#### PROBLEM STATEMENT
Below are records; reply with nothing but the number of lines in them that contain "true".

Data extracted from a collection
----------

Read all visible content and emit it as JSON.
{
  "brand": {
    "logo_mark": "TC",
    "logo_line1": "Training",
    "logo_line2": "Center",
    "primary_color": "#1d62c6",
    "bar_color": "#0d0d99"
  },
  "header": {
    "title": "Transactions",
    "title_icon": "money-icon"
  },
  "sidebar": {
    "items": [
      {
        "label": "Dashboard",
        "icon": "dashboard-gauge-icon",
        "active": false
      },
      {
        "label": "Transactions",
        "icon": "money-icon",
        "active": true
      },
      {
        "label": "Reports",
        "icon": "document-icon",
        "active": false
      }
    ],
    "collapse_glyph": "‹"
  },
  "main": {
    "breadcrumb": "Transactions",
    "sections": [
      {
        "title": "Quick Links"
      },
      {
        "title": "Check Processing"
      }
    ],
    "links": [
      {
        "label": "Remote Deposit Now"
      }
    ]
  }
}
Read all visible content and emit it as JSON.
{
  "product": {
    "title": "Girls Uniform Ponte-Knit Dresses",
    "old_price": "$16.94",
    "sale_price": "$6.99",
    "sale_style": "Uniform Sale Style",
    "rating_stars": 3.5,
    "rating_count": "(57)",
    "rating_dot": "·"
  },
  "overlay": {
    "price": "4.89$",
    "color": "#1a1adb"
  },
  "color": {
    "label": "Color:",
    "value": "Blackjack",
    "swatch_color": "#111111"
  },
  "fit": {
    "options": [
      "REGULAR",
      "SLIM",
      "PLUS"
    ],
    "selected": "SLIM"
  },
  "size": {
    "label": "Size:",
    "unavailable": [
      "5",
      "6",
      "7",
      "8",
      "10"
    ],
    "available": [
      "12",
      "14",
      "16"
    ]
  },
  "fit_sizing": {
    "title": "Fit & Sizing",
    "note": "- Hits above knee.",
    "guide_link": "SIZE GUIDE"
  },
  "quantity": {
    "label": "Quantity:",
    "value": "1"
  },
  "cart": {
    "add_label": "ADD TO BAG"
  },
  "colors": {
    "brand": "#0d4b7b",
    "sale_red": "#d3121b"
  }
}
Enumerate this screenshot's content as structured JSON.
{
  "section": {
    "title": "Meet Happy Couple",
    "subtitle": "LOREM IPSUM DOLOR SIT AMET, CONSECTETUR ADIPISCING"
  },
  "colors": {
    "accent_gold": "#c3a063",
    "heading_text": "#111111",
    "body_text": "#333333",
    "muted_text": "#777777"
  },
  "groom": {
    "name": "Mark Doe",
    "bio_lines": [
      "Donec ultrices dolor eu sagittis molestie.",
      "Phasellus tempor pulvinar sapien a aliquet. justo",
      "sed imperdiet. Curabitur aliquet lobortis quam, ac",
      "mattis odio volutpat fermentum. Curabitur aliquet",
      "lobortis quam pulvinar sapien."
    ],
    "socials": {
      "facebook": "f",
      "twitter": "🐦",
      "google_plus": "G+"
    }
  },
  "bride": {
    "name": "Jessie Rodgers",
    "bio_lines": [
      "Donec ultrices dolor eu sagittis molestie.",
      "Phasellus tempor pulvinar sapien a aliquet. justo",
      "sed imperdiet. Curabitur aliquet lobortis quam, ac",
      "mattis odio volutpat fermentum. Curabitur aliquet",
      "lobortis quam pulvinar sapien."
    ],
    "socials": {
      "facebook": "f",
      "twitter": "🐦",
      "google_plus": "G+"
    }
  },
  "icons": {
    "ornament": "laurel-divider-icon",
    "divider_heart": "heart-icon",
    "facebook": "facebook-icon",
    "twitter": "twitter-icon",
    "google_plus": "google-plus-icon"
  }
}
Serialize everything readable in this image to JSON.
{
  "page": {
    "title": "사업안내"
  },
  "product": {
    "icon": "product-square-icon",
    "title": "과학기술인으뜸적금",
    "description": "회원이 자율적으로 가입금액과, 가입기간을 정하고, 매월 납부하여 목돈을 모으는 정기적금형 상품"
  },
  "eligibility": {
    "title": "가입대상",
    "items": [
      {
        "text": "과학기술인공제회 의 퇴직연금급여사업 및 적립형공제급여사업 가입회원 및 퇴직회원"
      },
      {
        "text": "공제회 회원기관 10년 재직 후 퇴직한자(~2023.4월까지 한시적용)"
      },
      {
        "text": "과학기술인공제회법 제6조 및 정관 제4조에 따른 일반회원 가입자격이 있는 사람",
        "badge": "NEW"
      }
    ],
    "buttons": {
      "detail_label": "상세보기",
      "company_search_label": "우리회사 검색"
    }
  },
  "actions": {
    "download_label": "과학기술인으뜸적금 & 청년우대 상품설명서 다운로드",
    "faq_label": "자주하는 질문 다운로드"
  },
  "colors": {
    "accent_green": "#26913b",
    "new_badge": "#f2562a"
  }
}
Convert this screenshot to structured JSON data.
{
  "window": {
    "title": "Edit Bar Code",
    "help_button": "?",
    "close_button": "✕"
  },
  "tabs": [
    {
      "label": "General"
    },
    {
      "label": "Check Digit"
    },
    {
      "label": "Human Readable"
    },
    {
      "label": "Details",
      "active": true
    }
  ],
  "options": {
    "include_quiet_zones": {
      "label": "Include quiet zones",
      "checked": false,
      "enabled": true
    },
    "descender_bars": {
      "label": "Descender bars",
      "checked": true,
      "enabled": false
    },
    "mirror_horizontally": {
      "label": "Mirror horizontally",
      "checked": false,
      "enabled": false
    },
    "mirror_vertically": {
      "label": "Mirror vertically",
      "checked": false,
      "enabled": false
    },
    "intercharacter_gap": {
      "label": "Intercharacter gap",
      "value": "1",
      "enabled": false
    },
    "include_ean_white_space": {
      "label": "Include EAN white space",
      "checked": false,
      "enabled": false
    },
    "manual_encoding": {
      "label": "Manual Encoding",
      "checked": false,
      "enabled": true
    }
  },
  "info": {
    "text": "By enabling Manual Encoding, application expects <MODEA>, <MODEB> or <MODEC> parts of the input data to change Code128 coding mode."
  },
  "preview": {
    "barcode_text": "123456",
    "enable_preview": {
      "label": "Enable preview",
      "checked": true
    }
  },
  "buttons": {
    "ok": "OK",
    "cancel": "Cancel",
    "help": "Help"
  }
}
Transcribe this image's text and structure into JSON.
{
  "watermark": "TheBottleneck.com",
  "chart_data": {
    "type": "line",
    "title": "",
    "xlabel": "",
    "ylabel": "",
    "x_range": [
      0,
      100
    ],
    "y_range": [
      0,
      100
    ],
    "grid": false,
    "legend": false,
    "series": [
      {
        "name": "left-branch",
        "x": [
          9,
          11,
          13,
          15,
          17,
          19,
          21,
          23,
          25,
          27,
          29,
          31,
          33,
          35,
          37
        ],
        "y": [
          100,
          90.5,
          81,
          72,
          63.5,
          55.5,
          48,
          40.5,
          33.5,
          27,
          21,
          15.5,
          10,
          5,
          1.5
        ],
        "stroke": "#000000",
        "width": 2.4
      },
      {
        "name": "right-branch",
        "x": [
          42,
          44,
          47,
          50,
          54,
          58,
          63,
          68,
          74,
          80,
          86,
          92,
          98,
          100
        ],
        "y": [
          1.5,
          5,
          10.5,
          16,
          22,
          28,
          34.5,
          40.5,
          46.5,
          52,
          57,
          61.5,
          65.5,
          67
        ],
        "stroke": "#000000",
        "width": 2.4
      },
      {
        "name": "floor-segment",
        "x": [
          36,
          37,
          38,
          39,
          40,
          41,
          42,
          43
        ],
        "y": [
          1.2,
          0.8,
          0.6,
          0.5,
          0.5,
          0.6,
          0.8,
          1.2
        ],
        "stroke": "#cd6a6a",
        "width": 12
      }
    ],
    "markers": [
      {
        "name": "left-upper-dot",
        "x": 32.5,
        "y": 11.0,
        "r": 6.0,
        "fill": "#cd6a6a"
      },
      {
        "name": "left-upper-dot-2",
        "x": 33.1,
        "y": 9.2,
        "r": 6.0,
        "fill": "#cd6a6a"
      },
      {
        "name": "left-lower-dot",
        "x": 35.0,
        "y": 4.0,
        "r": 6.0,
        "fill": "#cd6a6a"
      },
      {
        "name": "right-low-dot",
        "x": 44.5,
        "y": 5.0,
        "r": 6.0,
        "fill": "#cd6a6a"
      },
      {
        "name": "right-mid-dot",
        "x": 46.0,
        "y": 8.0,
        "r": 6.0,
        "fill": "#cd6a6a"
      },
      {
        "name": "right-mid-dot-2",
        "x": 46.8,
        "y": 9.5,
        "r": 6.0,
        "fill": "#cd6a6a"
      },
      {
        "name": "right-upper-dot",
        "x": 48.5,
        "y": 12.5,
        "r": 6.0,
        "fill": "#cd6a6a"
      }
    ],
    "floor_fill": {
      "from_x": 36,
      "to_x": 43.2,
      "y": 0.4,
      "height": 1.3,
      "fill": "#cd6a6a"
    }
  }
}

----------

#### REPLY TO THE EXERCISE
6